The overall unemployment rate again fell by one tenth of a percent in May, to 4.3 percent, as reported by the US Department of Labor. It was 4.7 percent a year ago in May 2016.

The civilian labor force participation rate fell by two tenths of a percent in May, to 62.7 percent. The labor force participation rate has not changed significantly since late 2013.

The employment-population ratio fell by two tenths of a percent to 60.0 percent in May. This marks the first monthly decline in the employment-population ratio since October of last year.*

Total nonfarm payroll employment rose by 138,000 in May. The payroll employment numbers for both March and April of 2017 were adjusted downward. Employment gains for those months are now 66,000 less than previously reported.

The unemployment rate for individuals with at least a bachelor’s degree again fell by one tenth of a percent to 2.3 percent in May. The rate for individuals with at least a bachelor’s degree has not significantly changed since March 2015.

*It should be noted that as of January 2016, updated population estimates are being utilized when calculating employment data. BLS did not modify previous months utilizing the new estimates, so if comparing data from 2016 to earlier months, understand that there will be slight differences in the way the data was derived.

Some details directly from the BLS report:


Total nonfarm payroll employment increased by 138,000 in May, compared with an average monthly gain of 181,000 over the prior 12 months. In May, job gains occurred in health care and mining.

Employment in health care rose by 24,000 in May. Hospitals added 7,000 jobs over the month, and employment in ambulatory health care services continued to trend up (+13,000). Job growth in health care has averaged 22,000 per month thus far in 2017, compared with an average monthly gain of 32,000 in 2016.
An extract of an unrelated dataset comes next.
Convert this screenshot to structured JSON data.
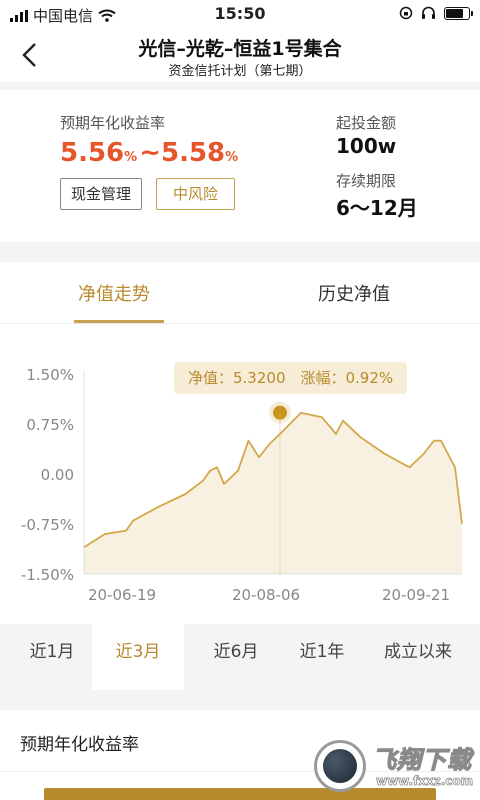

Mining added 7,000 jobs in May. Employment in mining has risen by 47,000 since reaching a recent low point in October 2016, with most of the gain in support activities for mining.

In May, employment in professional and business services continued to trend up (+38,000). The industry has added an average of 46,000 jobs per month thus far this year, in line with the average monthly job gain in 2016.

Employment in food services and drinking places also continued to trend up in May (+30,000) and has grown by 267,000 over the past 12 months.

Employment in other major industries, including construction, manufacturing, wholesale trade, retail trade, transportation and warehousing, information, financial activities, and government, showed little change over the month.

The average workweek for all employees on private nonfarm payrolls was unchanged at 34.4 hours in May. In manufacturing, the workweek also was unchanged at 40.7 hours, while overtime edged up by 0.1 hour to 3.3 hours. The average workweek for production and nonsupervisory employees on private nonfarm payrolls edged down by 0.1 hour to 33.6 hours.

In May, average hourly earnings for all employees on private nonfarm payrolls rose by 4 cents to $26.22. Over the year, average hourly earnings have risen by 63 cents, or 2.5 percent. In May, average hourly earnings of private-sector production and nonsupervisory employees increased by 3 cents to $22.00.